Power technology | Flexibility coefficient |
---|---|

Load | -0.1 |

Wind | -0.08 |

PV | -0.05 |

CSP | 0 |

Nuclear | 0 |

Coal | 0.15 |

Oil | 0.3 |

Biomass | 0.3 |

Gas | 0.5 |

Hydro | 0.5 |

Storage | 1 |

The constraint is then formulated so that the sum of the energy generated by the different technologies weighted on the corresponding flexibility coefficients, which can be called flexible generation, result higher or equal than zero.

\[ \sum_{jel} Q_{EN}(jel,t,n) \times f(jel) + Q_{EN}('el',t,n) \times f(LOAD) \geq 0 \]

Storage is not supposed to actually generate useful electricity, being essentially adopted for flexibility purposes (indeed, it could be thought as a flexibility measure not only on the generation side, but also for the demand side management). Within this constraint, the equivalent electricity contribution from storage is obtained by multiplying its capacity by a fixed value of 2000 h/yr.

### 4.5.2 Capacity constraint

The capacity constraint guarantees that sufficient capacity is built to meet the instantaneous peak electricity demand. In particular, the so called *firm capacity* must be at least 1.5-2 times (depending on the region) as the yearly average load, the latter being simply calculated as the yearly energy demand divided by the yearly hours (8760).
The firm capacity represents the capacity that is considered guaranteed. For non-variable technologies it is simply the nameplate capacity. For variable technologies, the firm capacity is calculated multiplying the installed capacity by two parameters: the capacity factor and the capacity value. The capacity factor is the ratio between the actual energy output over a time period and the maximum theoretical output which would be achievable by running the plant at the nameplate capacity over the same time period. It substantially indicates the average capacity in normalised terms.

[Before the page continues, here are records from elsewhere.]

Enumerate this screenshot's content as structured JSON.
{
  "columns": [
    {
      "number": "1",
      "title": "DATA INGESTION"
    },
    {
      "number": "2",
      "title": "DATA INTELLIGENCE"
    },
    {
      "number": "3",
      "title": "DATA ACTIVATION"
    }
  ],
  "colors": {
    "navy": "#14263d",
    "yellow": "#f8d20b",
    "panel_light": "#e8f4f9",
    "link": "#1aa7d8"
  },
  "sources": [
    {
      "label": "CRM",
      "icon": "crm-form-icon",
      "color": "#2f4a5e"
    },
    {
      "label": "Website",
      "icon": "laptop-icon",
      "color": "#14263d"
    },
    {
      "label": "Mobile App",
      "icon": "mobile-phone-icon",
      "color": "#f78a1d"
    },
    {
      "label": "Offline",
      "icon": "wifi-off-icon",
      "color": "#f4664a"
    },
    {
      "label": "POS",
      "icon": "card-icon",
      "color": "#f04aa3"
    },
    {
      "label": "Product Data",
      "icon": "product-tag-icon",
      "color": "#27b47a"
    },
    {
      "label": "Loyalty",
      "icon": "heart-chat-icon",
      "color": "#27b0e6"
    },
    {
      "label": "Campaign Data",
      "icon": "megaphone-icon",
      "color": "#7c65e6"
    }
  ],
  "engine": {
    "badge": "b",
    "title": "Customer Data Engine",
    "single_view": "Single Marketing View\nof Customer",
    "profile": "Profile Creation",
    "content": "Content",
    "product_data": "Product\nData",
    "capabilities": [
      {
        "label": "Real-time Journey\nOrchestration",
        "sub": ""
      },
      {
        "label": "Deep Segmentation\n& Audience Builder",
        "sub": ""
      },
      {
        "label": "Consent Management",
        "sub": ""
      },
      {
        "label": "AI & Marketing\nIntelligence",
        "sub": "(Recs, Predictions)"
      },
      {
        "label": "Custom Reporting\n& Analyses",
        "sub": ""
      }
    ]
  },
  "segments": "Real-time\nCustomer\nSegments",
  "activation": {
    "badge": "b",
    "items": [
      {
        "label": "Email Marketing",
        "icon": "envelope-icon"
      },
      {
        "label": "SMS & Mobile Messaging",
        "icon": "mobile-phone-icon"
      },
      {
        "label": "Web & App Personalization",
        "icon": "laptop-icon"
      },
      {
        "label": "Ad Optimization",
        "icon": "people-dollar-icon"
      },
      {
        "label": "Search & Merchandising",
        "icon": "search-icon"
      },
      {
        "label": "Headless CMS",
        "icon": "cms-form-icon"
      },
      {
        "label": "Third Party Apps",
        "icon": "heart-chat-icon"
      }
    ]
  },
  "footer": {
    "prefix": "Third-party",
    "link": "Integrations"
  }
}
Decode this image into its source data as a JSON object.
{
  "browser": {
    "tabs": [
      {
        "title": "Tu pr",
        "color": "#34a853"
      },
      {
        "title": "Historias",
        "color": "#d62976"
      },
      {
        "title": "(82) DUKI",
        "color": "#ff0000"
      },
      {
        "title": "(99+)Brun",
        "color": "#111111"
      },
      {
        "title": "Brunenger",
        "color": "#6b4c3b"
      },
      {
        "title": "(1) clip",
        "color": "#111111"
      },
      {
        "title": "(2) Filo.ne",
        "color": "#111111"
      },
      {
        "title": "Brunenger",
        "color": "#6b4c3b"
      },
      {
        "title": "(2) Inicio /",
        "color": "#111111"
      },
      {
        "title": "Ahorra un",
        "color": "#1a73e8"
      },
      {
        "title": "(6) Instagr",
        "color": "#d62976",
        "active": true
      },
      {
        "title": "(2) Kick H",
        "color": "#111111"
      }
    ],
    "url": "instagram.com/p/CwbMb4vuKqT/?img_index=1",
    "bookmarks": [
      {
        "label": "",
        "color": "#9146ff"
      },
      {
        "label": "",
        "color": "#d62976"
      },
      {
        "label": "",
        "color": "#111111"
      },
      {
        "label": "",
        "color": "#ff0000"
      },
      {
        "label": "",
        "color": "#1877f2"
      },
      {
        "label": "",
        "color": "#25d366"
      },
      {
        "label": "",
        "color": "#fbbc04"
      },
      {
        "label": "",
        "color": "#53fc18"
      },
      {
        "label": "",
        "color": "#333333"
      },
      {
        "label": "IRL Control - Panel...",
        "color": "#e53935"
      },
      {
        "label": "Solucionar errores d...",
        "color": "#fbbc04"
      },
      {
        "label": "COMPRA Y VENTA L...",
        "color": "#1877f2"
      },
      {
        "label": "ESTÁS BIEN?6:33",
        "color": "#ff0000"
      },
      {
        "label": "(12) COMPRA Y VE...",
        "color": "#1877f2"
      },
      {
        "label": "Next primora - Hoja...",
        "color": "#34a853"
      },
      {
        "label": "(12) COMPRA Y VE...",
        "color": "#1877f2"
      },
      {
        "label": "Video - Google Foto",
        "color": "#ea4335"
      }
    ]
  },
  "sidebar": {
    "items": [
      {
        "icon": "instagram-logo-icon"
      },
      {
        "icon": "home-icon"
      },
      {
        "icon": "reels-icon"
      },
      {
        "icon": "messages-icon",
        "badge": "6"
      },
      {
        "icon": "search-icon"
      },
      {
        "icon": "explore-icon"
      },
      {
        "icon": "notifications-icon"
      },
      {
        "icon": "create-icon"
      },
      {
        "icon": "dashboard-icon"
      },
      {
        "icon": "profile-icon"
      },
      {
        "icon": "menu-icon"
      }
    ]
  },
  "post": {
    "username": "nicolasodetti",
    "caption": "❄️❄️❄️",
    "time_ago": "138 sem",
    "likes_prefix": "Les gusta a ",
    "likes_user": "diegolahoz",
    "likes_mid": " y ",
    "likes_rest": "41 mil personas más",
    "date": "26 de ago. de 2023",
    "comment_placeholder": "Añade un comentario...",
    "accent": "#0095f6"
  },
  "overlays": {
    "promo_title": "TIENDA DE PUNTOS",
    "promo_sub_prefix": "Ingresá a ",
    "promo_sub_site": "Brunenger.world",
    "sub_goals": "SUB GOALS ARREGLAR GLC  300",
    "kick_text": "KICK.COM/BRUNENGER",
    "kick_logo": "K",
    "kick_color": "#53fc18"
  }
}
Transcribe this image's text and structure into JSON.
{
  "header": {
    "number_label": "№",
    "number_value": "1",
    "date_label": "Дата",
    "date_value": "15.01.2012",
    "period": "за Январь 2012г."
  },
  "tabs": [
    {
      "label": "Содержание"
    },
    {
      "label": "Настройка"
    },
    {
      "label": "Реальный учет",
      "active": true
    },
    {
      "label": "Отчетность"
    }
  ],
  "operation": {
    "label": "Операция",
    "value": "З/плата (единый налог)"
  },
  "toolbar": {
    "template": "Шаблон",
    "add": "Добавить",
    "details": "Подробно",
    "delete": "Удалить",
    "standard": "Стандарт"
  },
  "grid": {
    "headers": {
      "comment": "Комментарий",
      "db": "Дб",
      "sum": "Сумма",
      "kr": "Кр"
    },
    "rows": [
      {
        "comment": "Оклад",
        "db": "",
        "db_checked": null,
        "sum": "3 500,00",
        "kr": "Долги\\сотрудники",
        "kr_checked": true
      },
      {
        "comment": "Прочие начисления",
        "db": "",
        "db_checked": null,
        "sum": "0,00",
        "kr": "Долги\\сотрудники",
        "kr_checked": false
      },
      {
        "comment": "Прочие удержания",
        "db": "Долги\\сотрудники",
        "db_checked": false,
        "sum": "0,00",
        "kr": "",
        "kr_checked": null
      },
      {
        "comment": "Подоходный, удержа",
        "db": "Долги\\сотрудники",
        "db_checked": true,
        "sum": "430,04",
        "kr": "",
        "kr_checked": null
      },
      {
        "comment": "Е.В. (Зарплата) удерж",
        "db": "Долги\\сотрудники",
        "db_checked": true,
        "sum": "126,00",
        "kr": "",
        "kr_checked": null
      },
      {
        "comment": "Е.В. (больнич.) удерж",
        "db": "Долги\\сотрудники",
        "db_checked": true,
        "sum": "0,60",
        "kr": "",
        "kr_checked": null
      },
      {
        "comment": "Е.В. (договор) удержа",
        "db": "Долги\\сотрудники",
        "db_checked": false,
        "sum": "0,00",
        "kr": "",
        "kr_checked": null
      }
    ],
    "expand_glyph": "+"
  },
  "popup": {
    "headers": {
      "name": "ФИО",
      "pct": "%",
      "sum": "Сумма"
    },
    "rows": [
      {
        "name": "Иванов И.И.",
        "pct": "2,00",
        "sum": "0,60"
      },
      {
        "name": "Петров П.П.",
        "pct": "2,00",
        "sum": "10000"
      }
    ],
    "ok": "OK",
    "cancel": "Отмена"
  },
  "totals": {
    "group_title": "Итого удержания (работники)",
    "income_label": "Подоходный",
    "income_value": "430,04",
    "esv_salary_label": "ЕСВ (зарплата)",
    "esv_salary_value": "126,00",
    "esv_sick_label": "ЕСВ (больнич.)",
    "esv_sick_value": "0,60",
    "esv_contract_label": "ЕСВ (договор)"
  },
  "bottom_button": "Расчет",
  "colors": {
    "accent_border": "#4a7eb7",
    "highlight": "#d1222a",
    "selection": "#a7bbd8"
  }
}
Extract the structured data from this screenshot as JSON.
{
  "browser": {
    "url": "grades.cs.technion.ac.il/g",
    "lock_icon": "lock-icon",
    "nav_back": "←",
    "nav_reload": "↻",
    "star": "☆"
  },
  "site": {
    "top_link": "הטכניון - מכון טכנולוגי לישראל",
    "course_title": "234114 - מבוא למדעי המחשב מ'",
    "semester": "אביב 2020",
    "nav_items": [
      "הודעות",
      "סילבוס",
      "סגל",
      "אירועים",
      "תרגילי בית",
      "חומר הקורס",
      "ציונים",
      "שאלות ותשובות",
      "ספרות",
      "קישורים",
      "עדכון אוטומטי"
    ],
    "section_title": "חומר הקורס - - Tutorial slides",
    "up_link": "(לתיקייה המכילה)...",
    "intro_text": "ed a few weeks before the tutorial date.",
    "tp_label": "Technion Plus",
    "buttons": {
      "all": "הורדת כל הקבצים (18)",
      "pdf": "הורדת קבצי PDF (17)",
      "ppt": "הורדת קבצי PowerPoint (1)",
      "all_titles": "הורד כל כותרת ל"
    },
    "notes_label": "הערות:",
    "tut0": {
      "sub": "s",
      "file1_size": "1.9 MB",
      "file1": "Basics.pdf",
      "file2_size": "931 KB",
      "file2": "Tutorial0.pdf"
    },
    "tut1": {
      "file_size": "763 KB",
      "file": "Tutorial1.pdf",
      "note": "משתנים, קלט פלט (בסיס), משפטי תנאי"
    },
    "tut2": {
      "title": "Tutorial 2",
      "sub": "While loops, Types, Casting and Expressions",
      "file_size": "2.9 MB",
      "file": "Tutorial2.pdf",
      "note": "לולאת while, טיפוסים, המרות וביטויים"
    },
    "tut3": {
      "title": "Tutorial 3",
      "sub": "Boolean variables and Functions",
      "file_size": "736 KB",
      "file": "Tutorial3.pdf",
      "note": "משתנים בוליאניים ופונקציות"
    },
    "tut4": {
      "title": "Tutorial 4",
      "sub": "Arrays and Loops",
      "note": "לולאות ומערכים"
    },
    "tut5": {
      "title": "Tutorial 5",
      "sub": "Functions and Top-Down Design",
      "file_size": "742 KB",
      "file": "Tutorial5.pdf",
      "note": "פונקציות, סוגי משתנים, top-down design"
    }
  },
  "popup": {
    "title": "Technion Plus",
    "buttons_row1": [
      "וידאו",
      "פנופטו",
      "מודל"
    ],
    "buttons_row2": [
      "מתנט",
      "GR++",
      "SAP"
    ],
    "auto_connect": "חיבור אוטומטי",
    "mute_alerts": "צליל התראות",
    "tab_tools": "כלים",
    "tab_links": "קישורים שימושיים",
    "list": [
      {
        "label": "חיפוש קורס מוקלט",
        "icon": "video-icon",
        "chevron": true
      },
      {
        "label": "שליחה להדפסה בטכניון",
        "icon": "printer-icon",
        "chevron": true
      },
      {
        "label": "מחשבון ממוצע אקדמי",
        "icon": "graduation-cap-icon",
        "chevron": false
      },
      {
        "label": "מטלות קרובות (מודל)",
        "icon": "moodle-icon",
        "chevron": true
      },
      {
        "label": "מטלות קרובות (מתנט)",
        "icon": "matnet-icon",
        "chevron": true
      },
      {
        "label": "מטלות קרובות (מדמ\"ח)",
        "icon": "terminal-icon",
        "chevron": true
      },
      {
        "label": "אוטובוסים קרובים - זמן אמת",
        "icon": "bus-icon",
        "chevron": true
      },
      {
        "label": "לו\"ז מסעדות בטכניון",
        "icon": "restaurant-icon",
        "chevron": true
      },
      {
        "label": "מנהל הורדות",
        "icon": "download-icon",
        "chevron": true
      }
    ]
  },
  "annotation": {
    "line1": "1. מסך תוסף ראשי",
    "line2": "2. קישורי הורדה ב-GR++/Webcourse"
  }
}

The capacity value is a factor decreasing with increasing penetration in the electricity mix (starting from 0.9 with no penetration) which indicates that for variable technologies not only is the average capacity not always guaranteed (thus the 0.9 even with no penetration), but this fact becomes more and more critical with increasing levels of VRE penetration.
Storage capacity is multiplied by a capacity value as well, fixed to 0.85, which takes into account the reduction of its contribution at high shares of VRE penetration.

\[ \sum_{jel(non-VRE)} K_{EN}(jel_{non-VRE},t,n) + \sum_{jel(VRE)}^{ } K_{EN}(jel_{VRE},t,n) \cdot cf(jel,t,n) \cdot cv(SHARE_{EL}) + K_{EN}('elstorage',t,n) \cdot cv_{storage} \geq c(n) \cdot Q_{EN}('el',t,n)/8760 \]

where:

\[ SHARE_{EL}(jel,t,n) = Q_{EN}(jel,t,n) / Q_{EN}('el',t,n) \]

### 4.5.3 Electrical grid

In order to take into account the investment in the electrical grid needed, we use a stylized model based only on grid capital:

\[ K_{EN\_GRID}(t+1,n) = K_{EN\_GRID}(t,n)\left(1-\delta\_grid(t+1,n)\right)^{\Delta_t} + \Delta_t \cdot \frac{I_{EN\_GRID}(t,n)}{grid\_cost} \]

The grid capital stock is adjusted to power capacity, taking into account a linear relationship between grid capacity and the capacity of traditional power generation technologies (indicated as standard in the formula). Moreover, it includes an additional grid stock requirement for i) connecting wind and solar plants located far from load centres or shore, and ii) building a wider interconnection for the integration of VREs (curtailment reduction, dispatchability increase, etc.), which increases exponentially with VRE penetration.

\[\begin{align*} K_{EN\_GRID}(t,n) &= \sum_{jel(standard)} K_{EN}(jel_{standard},t,n)\\ &+ \sum_{jel} \sum_{distance} K_{EN}(jel,t,n) \cdot \frac{transm\_cost(jel,distance)}{grid\_cost}\\ &+ \sum_{jel(VRE)} K_{EN}(jel_{VRE},t,n) \cdot (1 + SHARE_{EL}(jel_{VRE},t,n)^{k}) \end{align*}\] where the coefficient \(k\) is calibrated to be equal to 1.55.

### References

Carrara, Samuel, and Giacomo Marangoni. 2016. “Including System Integration of Variable Renewable Energies in a Constant Elasticity of Substitution Framework: The Case of the Witch Model.”

Sullivan, Patrick, Volker Krey, and Keywan Riahi. 2013. “Impacts of Considering Electric Sector Variability and Reliability in the MESSAGE Model.” *Energy Strategy Reviews* 1 (3): 157–63.